Studying the restatement issue was presented by Paulson as one of “several important steps [being announced by the department today] to ensure we preserve an efficient financial reporting system that provides reliable information, is supported by a sustainable auditing industry, and has enhanced compatibility with foreign reporting standards.” One initiative involved the formation of a non-partisan committee headed by former SEC chairman Arthur Levitt and former SEC chief accounting Donald Nicolaisen to study the audit-firm industry, where just four large firms dominate the profession, and propose improvements.

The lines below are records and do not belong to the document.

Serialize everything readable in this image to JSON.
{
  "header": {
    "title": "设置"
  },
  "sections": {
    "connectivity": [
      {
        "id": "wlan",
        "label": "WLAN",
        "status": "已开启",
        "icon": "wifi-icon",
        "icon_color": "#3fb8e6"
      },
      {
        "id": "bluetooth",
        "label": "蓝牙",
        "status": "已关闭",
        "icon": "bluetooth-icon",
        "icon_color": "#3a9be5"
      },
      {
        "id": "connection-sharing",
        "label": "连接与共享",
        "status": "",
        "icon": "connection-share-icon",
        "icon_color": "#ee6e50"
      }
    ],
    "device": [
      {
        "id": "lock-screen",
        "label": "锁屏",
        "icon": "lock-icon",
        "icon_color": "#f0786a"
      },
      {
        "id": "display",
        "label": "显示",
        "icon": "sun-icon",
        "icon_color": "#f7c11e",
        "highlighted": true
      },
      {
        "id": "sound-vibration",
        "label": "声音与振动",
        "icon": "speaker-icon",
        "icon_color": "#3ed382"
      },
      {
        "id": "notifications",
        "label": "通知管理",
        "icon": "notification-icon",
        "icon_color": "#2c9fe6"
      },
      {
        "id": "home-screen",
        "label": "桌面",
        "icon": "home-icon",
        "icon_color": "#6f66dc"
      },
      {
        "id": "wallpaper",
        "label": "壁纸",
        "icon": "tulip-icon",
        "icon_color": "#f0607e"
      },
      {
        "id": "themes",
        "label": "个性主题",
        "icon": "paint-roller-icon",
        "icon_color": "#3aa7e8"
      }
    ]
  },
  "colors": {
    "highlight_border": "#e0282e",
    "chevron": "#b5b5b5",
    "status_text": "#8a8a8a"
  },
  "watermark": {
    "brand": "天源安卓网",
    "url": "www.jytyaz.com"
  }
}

The opinion-page article by Paulson noted steps by the SEC’s Cox to “enhance the comparability of foreign company financial statements” by moving toward the convergence of International Financial Reporting Standards and U.S. generally accepted accounting principles. The article, however, didn’t give details of what Treasury intended to do with regard to accounting-standard convergence.